Neighbour Procedures/Rachel Zolf: I need the physical artifact in-hand…I’ve got these electronic proofs and it’s hard to get into this kind of architectural stuff without a better sense of the frame. Liking it though. It’s hard to say anything new about the Israel/Palestine deathroll, but she manages to.
O Resplandor/Erin Moure: So hard. So. So. So hard. Usually, as I’ve done since I was an infant, I just throw away things that are this hard. Moure’s incredible at *just* ducking around the corner at the last second, though. And she seems willing to gently teach you how to read her, without being dogmatic about it…it’s subtextual. She brings you back. I still only get maybe 60% of it, but I’m comfortable with that number. 60% is a passing grade after all.
The Reinvention of the Human Hand/Paul Vermeersch: Having seen all these poems in vitro, the final product is more about the realization of the object than the introduction of the text. Quite definitely career-best work, though. Lots of awesome poems about famous animals (Koko the Gorilla, Laika the Dog, Porky the Pig…) He really effected the audience at this past week’s Open Stage Night @ Harbourfront. Lots of crying, grateful, listeners.
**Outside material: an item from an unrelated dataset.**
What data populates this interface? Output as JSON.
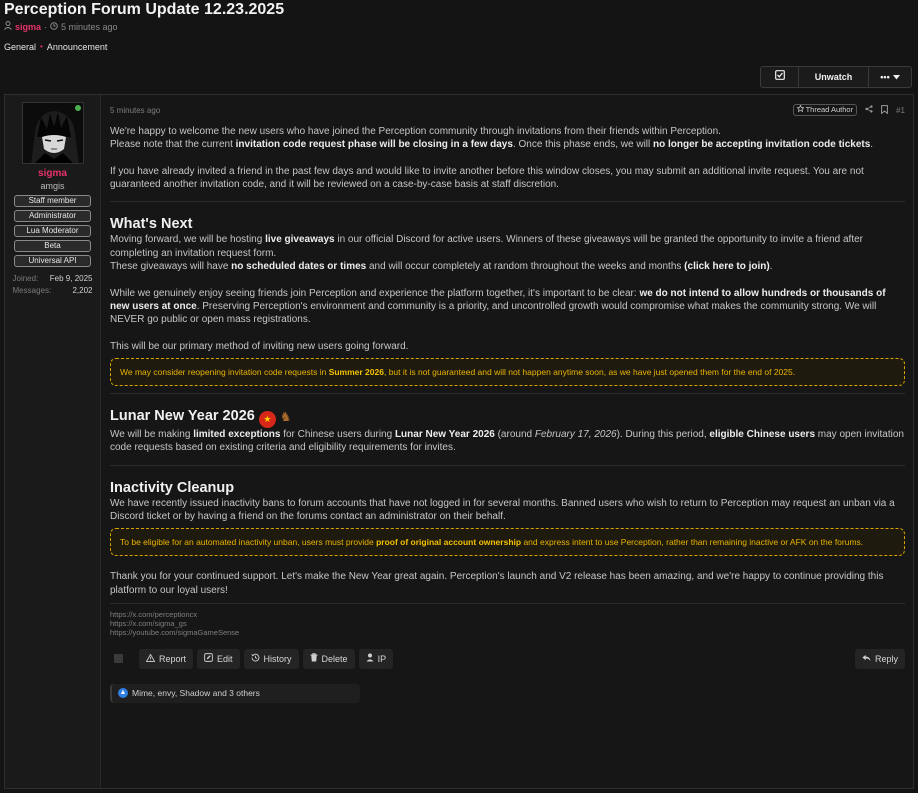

Rhapsodomancy/kevin mcpherson eckhoff: I picked this one for a Torontoist interview because I wanted to journey as far out of my comfort range as possible. He does visual poetry, very avant garde, all that stuff. He also bought and read my book mid-interview, and turned a lot of my questions back on me. It’ll be out this month some time (the interview), I think it’s a really good one. And a really good book, too. Though what do I know about this stuff?
Population Me: Essays on David McGimpsey (Alessandro Porco-ed). Some good essays, but it’s really all about the interview at the end, wherein McGimpsey languidly shuts down all of our national poetry myths, one at a time.
A Good Time Had by All/Meaghan Strimas: Also for an upcoming Torontoist interview. Strimas has likely found her ideal editor in Karen Solie. The work in this book is tougher and chewier than in her first. Likely my favourite book cover of the year.
Acquired, but not yet read: The new John Steffler (it lost a first-poem off to the new D. Brand after I bought both). Some bright and shiny books Palimpsest Press sent me that I haven’t read yet. More, but they are alarming to name all at once. The kind of thing that’d make me call in sick for work.
Out, but not acquired: The new Heighton and Buffam, from Anansi. I’ve heard good things about both but will wait for the launch. The new Bowling or Skibsrud, from Gaspereau; hard to find those sometimes, and really I can only allow myself to buy Gaspereau books from the tiny bookstore in Wolfville, Nova Scotia that gives them their own wall and stocks five or more years of backlist.
Not out yet, but eagerly anticipated: Apparently Dani Couture’s follow-up, Sweet, isn’t coming until late May. Jeff Latosik’s first (Insomniac) comes in May, too, as does fellow Vox Pop amigo Anna Swanson’s (Tightrope). Jim Johnstone’s new one should be good too, even though the cover art sorta looks like the original poster for the Woodstock Festival [Exhibit A.] [Exhibit B.]. And, though slightly off topic, I’m waiting for the official Canadian release date of the new Don Paterson to get it. I know I could have Amazoned that thing, but certain books demand the walk down Queen Street to Type, and that’s one of them.
So, what am I missing? Where else should I direct my meagre paycheque in this annual orgy of poetry book-buying that is the Spring season?